Everyone's favorite supercilious nerd reveals that his first word was not "mommy" or "daddy," but "hypotenuse." For those who aren't as scientific as Sheldon, that's the longest side of a right triangle, opposite the right angle. This is wonderful foreshadowing both for the career path Sheldon ends up taking on "The Big Bang Theory," and a fun reference to the math interests which already keep his young mind hopping as he works his way through college. But things get even more interesting the more you think about what mathematics means to his future career. 

Sheldon's first word foreshadows his career

The reason why Sheldon Cooper's first word is such an important nod to his future is because he grows up to be a Nobel Prize winner. Theoretical particle physicists use math — specifically models and abstractions — to map out what particles look like, how they interact with other particles to make matter, and how interactions between those models play out. Cosmology and quantum theory usually factor into these sciences, as does geometry.

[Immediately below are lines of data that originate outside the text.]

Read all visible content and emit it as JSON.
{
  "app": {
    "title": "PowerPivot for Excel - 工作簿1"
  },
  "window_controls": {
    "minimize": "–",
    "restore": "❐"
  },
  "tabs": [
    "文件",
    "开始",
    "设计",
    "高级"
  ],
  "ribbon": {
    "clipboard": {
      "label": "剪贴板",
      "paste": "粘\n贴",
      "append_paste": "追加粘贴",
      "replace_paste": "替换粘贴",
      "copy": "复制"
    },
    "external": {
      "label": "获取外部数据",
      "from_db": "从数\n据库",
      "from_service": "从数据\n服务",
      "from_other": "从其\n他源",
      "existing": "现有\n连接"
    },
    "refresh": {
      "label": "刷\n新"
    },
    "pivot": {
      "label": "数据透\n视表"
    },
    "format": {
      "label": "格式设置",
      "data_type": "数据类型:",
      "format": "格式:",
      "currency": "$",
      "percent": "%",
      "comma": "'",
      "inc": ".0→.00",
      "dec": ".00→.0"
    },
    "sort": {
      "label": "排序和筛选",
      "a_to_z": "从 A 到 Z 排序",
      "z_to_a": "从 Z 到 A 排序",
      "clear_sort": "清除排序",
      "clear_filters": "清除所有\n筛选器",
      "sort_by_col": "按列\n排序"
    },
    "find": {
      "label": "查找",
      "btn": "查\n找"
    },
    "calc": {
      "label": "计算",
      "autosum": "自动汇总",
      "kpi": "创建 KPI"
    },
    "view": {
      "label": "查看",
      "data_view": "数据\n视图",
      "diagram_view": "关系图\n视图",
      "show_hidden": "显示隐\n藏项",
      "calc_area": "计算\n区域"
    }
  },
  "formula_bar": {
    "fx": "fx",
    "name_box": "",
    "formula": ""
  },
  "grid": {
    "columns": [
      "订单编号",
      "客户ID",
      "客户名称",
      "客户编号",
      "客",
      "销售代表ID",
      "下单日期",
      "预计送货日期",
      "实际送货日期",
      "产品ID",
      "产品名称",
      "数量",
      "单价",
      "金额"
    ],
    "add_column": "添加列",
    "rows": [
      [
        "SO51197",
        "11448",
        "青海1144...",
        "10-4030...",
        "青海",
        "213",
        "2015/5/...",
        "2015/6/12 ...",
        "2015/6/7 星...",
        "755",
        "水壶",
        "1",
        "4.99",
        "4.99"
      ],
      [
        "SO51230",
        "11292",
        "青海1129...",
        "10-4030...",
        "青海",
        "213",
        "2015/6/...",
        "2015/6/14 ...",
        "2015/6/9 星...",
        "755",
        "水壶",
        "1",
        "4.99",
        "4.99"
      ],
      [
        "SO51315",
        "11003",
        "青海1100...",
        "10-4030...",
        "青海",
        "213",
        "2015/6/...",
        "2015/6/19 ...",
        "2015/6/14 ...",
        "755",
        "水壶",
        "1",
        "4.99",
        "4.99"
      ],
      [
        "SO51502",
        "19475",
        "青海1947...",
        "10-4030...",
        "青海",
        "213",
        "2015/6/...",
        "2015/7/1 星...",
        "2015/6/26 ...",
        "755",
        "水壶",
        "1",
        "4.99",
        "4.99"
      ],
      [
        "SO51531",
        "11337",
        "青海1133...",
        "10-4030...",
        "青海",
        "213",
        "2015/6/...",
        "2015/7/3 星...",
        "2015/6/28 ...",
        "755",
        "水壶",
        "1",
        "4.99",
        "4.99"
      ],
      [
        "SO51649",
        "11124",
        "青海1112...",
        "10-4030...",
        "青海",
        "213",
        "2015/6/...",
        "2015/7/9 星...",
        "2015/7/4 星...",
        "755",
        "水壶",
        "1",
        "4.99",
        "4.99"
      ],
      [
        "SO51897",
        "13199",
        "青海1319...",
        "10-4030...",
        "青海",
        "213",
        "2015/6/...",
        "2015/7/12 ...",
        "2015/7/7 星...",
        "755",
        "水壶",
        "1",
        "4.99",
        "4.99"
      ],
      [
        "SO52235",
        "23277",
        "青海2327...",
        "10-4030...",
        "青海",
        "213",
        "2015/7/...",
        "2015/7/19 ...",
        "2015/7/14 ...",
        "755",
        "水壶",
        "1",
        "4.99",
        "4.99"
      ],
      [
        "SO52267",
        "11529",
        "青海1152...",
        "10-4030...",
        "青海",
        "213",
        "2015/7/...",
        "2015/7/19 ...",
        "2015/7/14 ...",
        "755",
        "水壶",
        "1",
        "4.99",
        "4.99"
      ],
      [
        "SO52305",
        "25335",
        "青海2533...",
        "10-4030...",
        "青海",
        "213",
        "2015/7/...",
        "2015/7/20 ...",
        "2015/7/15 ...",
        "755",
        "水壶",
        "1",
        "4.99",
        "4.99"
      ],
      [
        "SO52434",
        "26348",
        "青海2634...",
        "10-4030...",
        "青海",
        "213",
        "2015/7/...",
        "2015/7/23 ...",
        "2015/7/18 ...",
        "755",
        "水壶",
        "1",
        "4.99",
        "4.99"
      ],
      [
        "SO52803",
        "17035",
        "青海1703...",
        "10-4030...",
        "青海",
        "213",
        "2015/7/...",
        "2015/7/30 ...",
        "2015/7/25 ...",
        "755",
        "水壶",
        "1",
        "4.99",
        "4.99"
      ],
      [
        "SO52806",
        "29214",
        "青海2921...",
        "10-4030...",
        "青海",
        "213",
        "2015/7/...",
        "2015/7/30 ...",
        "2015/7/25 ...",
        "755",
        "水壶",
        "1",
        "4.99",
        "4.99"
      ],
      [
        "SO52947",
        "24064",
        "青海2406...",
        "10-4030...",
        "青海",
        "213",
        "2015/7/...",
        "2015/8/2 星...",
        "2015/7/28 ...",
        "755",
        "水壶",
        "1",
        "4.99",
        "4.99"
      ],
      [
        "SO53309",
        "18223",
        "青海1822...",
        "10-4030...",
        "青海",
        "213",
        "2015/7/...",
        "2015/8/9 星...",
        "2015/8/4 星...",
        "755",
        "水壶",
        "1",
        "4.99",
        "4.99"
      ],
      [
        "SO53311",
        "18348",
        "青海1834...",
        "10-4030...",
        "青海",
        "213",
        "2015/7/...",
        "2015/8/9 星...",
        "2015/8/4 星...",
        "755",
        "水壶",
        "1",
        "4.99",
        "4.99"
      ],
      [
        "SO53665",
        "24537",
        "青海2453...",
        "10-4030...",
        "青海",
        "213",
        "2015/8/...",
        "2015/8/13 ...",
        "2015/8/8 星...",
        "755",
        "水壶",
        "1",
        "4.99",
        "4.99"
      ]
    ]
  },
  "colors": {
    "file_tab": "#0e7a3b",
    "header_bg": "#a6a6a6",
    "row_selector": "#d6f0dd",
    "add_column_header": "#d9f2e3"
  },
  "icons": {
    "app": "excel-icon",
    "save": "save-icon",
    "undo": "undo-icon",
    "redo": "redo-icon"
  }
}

Of course, math has sometimes been a double-edged sword for Sheldon. He's gone through several scientific crises in both "The Big Bang Theory" and "Young Sheldon" while trying to achieve the calculations he was looking for. But in the end, Sheldon manages to pull ahead, get his ducks in a row and — with the help of his wife, Amy Farrah Fowler (Mayim Bialik, who features in the "Young Sheldon" series finale alongside adult Sheldon actor Jim Parsons), creates a model that revolutionizes the world and wins him a Nobel Prize in Physics. Our first words don't always define who we become as adults, but in Sheldon's case, he was right on the money.